Medicare Part D pays needlessly high brand-name drug prices

Mirror, Mirror on the Wall: Medicare Part D pays needlessly high brand-name drug prices compared with other OECD countries and with U.S. government programs

By Marc-André Gagnon, PhD. and Sidney Wolfe, MD.
Carleton University, School of Public Policy and Administration and Public Citizen, July 23, 2015

With $69.3 billion in prescription drug spending in 2013, Medicare Part D alone represents approximately 7% of the $993 billion global prescription drug market. Around 58% of Medicare Part D spending on prescription drugs is paid to brand-name manufacturers.

Despite its size, Medicare Part D is not allowed to “interfere with the negotiations between drug manufacturers and pharmacies and [Part D plan] sponsors” (P.L. 108-73, Section 1860D-11). Plan sponsors can obtain substantial rebates from both drug manufacturers and pharmacies, but the federal program is prohibited from leveraging its purchasing power to realize economies of scale due to this non- interference clause.

As this policy brief will show, by using previously unavailable data comparing U.S. brand-name drug prices with those of all other countries members of the Organization for Economic Co-operation and Development (OECD), Medicare Part D needlessly pays significantly higher prices than any other comparator countries. Moreover, even in comparison to other U.S. government programs such as Medicaid and the Veterans’ Benefits Administration (VBA), significantly higher prices are paid by Medicare Part D.


1. After including rebates, brand-name drugs cost Medicare Part D 198% of the median costs for the same brand-name drugs in the 31 OECD countries.

2. Medicare Part D pays on average 73% more than Medicaid and 80% more than the Veterans Benefits Administration (VBA) for brand-name drugs.

3. Medicare Part D would save from $15.2 billion to $16 billion a year if it could secure the same prices that Medicaid or VBA, respectively, receives on the same brand-name drugs.

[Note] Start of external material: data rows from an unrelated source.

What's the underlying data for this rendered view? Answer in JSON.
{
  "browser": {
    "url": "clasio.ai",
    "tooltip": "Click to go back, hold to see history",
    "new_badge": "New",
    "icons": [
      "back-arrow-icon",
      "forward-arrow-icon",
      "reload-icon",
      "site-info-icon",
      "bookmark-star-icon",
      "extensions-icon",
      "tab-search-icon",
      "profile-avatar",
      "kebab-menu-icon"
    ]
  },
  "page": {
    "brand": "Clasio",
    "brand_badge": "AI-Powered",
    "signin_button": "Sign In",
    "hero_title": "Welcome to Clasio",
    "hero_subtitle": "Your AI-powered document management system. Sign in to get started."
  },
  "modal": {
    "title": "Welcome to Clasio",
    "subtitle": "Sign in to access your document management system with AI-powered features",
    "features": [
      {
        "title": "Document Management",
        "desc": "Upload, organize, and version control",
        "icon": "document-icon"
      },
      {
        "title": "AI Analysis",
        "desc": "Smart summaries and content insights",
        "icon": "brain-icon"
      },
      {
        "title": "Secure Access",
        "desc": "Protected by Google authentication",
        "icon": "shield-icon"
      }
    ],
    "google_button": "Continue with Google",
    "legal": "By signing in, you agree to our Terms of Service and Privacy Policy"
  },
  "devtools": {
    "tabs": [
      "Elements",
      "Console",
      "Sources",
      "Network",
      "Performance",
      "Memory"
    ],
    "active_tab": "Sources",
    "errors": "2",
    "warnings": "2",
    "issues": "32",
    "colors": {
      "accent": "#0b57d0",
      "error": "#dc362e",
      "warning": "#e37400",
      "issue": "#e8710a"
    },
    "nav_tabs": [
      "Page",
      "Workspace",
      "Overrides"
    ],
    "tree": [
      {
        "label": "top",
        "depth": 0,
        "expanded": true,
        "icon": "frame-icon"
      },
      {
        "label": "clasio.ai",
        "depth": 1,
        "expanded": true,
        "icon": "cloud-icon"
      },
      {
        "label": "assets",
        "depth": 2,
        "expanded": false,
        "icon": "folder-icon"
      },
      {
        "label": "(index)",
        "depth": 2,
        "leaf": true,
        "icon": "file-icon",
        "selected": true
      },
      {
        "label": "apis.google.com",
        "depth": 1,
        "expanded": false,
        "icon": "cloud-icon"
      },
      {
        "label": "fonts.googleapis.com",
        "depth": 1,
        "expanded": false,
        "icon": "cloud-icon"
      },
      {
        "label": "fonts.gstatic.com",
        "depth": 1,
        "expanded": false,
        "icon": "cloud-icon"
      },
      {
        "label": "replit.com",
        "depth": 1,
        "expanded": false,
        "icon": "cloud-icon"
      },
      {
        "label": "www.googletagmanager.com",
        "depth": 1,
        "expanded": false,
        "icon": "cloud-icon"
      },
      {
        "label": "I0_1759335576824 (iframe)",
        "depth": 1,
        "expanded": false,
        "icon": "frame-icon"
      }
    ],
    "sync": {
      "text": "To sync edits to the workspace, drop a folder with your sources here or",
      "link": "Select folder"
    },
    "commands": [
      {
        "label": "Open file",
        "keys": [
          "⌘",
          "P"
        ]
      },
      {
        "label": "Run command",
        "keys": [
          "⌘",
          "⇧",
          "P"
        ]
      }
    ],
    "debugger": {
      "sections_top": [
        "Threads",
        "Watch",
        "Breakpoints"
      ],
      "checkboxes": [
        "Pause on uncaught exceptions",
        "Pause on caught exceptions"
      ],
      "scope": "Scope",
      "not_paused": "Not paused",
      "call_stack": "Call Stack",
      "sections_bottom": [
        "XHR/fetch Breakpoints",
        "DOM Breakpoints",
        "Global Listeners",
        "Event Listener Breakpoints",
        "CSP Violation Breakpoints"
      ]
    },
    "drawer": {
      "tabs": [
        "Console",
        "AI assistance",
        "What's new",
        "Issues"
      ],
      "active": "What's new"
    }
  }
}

4. While Medicaid and VBA often are used as benchmarks because of the rebates or discounts they secure, even these organizations pay higher prices than many OECD countries.

5. Under current Medicare Part D pricing, non-innovative “me-too” drugs are priced as much or more than older, equally effective versions. By currently paying inflated prices for drugs that do not provide value for money, Medicare Part D artificially increases the returns and incentives for non-innovative “me-too” drugs to the detriment of new innovative medicines for unmet needs.

6. Reducing brand-name drug prices would reduce the high level of cost-related non-adherence (people not filling their prescription for financial reasons) found in Part D, by reducing beneficiaries’ premiums and co-pays. In addition, since the government pays for the majority of Medicare Part D, taxpayers’ contribution would decrease by at least $11 billion every year.

From the Conclusions and Policy Considerations

The after-rebate prices Medicare Part D plan sponsors pay for brand-name drugs remain significantly higher than the current market prices found in other countries or in other programs such as Medicaid or VBA. Medicare Part D would save between $15.2 billion and $16 billion a year if it could obtain the same manufacturer prices that Medicaid or VBA, respectively, obtains for the same brand-name drugs. Lower brand-name drug prices for Medicare Part D not only would generate savings, but, by increasing patient access to prescribed drugs, it also could improve adherence to treatments by reducing the high level of cost-related non-adherence found in Medicare Part D.

While Medicaid and VBA obtain almost equivalent brand-name price levels, they create completely different incentives for pharmaceutical R&D. The unconditional “basic rebates” of Medicaid foster the current business of developing me-too drugs while creating an incentive to artificially inflate official prices. The proactive drug formulary management of VBA maximizes therapeutic value for every dollar spent and thus provides greater incentives for producing more innovative products.

The main argument against managed formularies is that such formularies restrict patients’ choices. Indeed, managed formularies do not reimburse all new drugs, only those that provide value for money. However, freedom of choice is never at stake, since patients can decide to pay out of pocket for the drugs or treatments they desire, even if clinical evidence shows that these treatments do not provide therapeutic value for money. A managed formulary for prescription drugs does not reduce freedom of choice; it only reduces the freedom to needlessly waste taxpayers’ money.

Policy Brief (19 pages):



By Don McCanne, MD

This report compares drug spending in the United States with other OECD nations and contrasts the higher prices in Medicare Part D with the lower prices in the Veterans’ Benefits Administration (VBA) and the Medicaid programs. Although supporters of the Medicare Part D drug program continue to tout the savings from the plans, this report shows us how we would be far better off if we used a public purchasing program such as that of the VBA instead of depending on competition of private pharmacy benefit managers wherein the government is prohibited from interfering in negotiations.

This report provides data that can be used to refute PhRMA’s contention that “fundamentally alter(ing) the structure of the successful Medicare Part D program would hurt both taxpayers and beneficiaries” (WSJ Pharmalot, July 23). To the contrary, it would help both taxpayers and beneficiaries.